> DESCRIPTION OF THE TASK:
Without changing anything, set down every line shown below.

*** SUPPLIED MATERIAL Section Begins ***

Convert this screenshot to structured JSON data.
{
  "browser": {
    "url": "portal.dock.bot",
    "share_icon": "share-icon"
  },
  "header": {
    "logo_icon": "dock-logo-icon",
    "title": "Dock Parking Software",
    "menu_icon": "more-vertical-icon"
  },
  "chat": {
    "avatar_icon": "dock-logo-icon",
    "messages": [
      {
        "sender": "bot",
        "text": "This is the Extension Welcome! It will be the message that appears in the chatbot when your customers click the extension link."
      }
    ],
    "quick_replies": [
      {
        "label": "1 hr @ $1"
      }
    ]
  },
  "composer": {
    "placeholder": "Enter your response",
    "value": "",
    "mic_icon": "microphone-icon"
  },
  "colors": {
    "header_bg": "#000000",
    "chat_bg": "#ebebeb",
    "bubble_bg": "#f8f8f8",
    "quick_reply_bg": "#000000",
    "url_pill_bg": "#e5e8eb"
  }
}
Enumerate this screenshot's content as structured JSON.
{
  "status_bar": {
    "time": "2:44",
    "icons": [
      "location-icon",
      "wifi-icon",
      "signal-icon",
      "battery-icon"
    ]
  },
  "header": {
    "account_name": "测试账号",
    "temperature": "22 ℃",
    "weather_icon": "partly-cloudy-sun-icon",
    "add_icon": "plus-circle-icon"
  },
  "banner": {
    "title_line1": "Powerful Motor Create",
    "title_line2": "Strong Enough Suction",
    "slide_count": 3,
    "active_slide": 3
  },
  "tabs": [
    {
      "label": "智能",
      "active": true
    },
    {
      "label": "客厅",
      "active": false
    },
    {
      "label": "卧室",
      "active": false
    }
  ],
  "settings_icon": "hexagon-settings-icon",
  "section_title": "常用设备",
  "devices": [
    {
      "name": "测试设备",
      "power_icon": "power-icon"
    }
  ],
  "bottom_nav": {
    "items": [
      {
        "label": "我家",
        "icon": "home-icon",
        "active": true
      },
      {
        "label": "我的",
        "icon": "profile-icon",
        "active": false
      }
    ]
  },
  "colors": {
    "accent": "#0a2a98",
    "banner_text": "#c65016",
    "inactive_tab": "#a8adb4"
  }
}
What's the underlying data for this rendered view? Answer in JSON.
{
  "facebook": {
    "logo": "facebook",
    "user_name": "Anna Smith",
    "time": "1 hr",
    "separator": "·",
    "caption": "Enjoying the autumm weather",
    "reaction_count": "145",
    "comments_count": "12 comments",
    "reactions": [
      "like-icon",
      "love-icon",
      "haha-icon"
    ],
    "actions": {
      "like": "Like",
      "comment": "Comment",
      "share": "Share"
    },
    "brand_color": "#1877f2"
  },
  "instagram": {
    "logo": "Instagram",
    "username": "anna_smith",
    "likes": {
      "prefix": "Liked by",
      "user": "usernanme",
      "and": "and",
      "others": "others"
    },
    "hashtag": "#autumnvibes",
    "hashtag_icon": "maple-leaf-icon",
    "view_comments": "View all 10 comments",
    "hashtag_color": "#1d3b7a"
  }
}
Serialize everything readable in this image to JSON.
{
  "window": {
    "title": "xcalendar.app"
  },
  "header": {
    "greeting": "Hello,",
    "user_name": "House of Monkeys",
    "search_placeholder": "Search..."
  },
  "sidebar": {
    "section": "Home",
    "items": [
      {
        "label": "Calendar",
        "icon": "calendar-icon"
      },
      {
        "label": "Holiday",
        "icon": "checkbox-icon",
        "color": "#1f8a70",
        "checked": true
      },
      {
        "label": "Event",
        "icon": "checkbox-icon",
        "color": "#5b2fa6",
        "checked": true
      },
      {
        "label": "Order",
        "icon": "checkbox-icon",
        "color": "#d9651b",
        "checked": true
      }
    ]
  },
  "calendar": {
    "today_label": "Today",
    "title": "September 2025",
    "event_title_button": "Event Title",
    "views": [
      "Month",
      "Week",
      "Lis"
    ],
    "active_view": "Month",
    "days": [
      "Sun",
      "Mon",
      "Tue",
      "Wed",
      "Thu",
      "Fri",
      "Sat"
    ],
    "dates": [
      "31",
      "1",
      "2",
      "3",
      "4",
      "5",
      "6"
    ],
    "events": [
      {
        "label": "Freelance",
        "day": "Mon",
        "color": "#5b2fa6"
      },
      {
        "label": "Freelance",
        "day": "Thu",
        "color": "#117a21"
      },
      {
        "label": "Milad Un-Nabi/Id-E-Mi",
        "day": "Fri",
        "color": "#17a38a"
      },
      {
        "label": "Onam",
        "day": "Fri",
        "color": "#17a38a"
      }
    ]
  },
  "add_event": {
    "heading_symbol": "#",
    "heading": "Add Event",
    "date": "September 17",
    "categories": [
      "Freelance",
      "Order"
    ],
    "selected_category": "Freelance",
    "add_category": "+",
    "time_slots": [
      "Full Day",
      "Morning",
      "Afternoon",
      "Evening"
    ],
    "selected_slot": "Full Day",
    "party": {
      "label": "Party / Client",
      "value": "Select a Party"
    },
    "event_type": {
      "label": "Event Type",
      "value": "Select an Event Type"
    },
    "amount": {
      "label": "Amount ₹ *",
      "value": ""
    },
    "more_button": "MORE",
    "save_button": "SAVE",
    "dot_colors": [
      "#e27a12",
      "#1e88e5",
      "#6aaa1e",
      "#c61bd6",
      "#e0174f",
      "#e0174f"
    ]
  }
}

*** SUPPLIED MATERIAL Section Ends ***

> TASK ANSWER:
Convert this screenshot to structured JSON data.
{
  "browser": {
    "url": "portal.dock.bot",
    "share_icon": "share-icon"
  },
  "header": {
    "logo_icon": "dock-logo-icon",
    "title": "Dock Parking Software",
    "menu_icon": "more-vertical-icon"
  },
  "chat": {
    "avatar_icon": "dock-logo-icon",
    "messages": [
      {
        "sender": "bot",
        "text": "This is the Extension Welcome! It will be the message that appears in the chatbot when your customers click the extension link."
      }
    ],
    "quick_replies": [
      {
        "label": "1 hr @ $1"
      }
    ]
  },
  "composer": {
    "placeholder": "Enter your response",
    "value": "",
    "mic_icon": "microphone-icon"
  },
  "colors": {
    "header_bg": "#000000",
    "chat_bg": "#ebebeb",
    "bubble_bg": "#f8f8f8",
    "quick_reply_bg": "#000000",
    "url_pill_bg": "#e5e8eb"
  }
}
Enumerate this screenshot's content as structured JSON.
{
  "status_bar": {
    "time": "2:44",
    "icons": [
      "location-icon",
      "wifi-icon",
      "signal-icon",
      "battery-icon"
    ]
  },
  "header": {
    "account_name": "测试账号",
    "temperature": "22 ℃",
    "weather_icon": "partly-cloudy-sun-icon",
    "add_icon": "plus-circle-icon"
  },
  "banner": {
    "title_line1": "Powerful Motor Create",
    "title_line2": "Strong Enough Suction",
    "slide_count": 3,
    "active_slide": 3
  },
  "tabs": [
    {
      "label": "智能",
      "active": true
    },
    {
      "label": "客厅",
      "active": false
    },
    {
      "label": "卧室",
      "active": false
    }
  ],
  "settings_icon": "hexagon-settings-icon",
  "section_title": "常用设备",
  "devices": [
    {
      "name": "测试设备",
      "power_icon": "power-icon"
    }
  ],
  "bottom_nav": {
    "items": [
      {
        "label": "我家",
        "icon": "home-icon",
        "active": true
      },
      {
        "label": "我的",
        "icon": "profile-icon",
        "active": false
      }
    ]
  },
  "colors": {
    "accent": "#0a2a98",
    "banner_text": "#c65016",
    "inactive_tab": "#a8adb4"
  }
}
What's the underlying data for this rendered view? Answer in JSON.
{
  "facebook": {
    "logo": "facebook",
    "user_name": "Anna Smith",
    "time": "1 hr",
    "separator": "·",
    "caption": "Enjoying the autumm weather",
    "reaction_count": "145",
    "comments_count": "12 comments",
    "reactions": [
      "like-icon",
      "love-icon",
      "haha-icon"
    ],
    "actions": {
      "like": "Like",
      "comment": "Comment",
      "share": "Share"
    },
    "brand_color": "#1877f2"
  },
  "instagram": {
    "logo": "Instagram",
    "username": "anna_smith",
    "likes": {
      "prefix": "Liked by",
      "user": "usernanme",
      "and": "and",
      "others": "others"
    },
    "hashtag": "#autumnvibes",
    "hashtag_icon": "maple-leaf-icon",
    "view_comments": "View all 10 comments",
    "hashtag_color": "#1d3b7a"
  }
}
Serialize everything readable in this image to JSON.
{
  "window": {
    "title": "xcalendar.app"
  },
  "header": {
    "greeting": "Hello,",
    "user_name": "House of Monkeys",
    "search_placeholder": "Search..."
  },
  "sidebar": {
    "section": "Home",
    "items": [
      {
        "label": "Calendar",
        "icon": "calendar-icon"
      },
      {
        "label": "Holiday",
        "icon": "checkbox-icon",
        "color": "#1f8a70",
        "checked": true
      },
      {
        "label": "Event",
        "icon": "checkbox-icon",
        "color": "#5b2fa6",
        "checked": true
      },
      {
        "label": "Order",
        "icon": "checkbox-icon",
        "color": "#d9651b",
        "checked": true
      }
    ]
  },
  "calendar": {
    "today_label": "Today",
    "title": "September 2025",
    "event_title_button": "Event Title",
    "views": [
      "Month",
      "Week",
      "Lis"
    ],
    "active_view": "Month",
    "days": [
      "Sun",
      "Mon",
      "Tue",
      "Wed",
      "Thu",
      "Fri",
      "Sat"
    ],
    "dates": [
      "31",
      "1",
      "2",
      "3",
      "4",
      "5",
      "6"
    ],
    "events": [
      {
        "label": "Freelance",
        "day": "Mon",
        "color": "#5b2fa6"
      },
      {
        "label": "Freelance",
        "day": "Thu",
        "color": "#117a21"
      },
      {
        "label": "Milad Un-Nabi/Id-E-Mi",
        "day": "Fri",
        "color": "#17a38a"
      },
      {
        "label": "Onam",
        "day": "Fri",
        "color": "#17a38a"
      }
    ]
  },
  "add_event": {
    "heading_symbol": "#",
    "heading": "Add Event",
    "date": "September 17",
    "categories": [
      "Freelance",
      "Order"
    ],
    "selected_category": "Freelance",
    "add_category": "+",
    "time_slots": [
      "Full Day",
      "Morning",
      "Afternoon",
      "Evening"
    ],
    "selected_slot": "Full Day",
    "party": {
      "label": "Party / Client",
      "value": "Select a Party"
    },
    "event_type": {
      "label": "Event Type",
      "value": "Select an Event Type"
    },
    "amount": {
      "label": "Amount ₹ *",
      "value": ""
    },
    "more_button": "MORE",
    "save_button": "SAVE",
    "dot_colors": [
      "#e27a12",
      "#1e88e5",
      "#6aaa1e",
      "#c61bd6",
      "#e0174f",
      "#e0174f"
    ]
  }
}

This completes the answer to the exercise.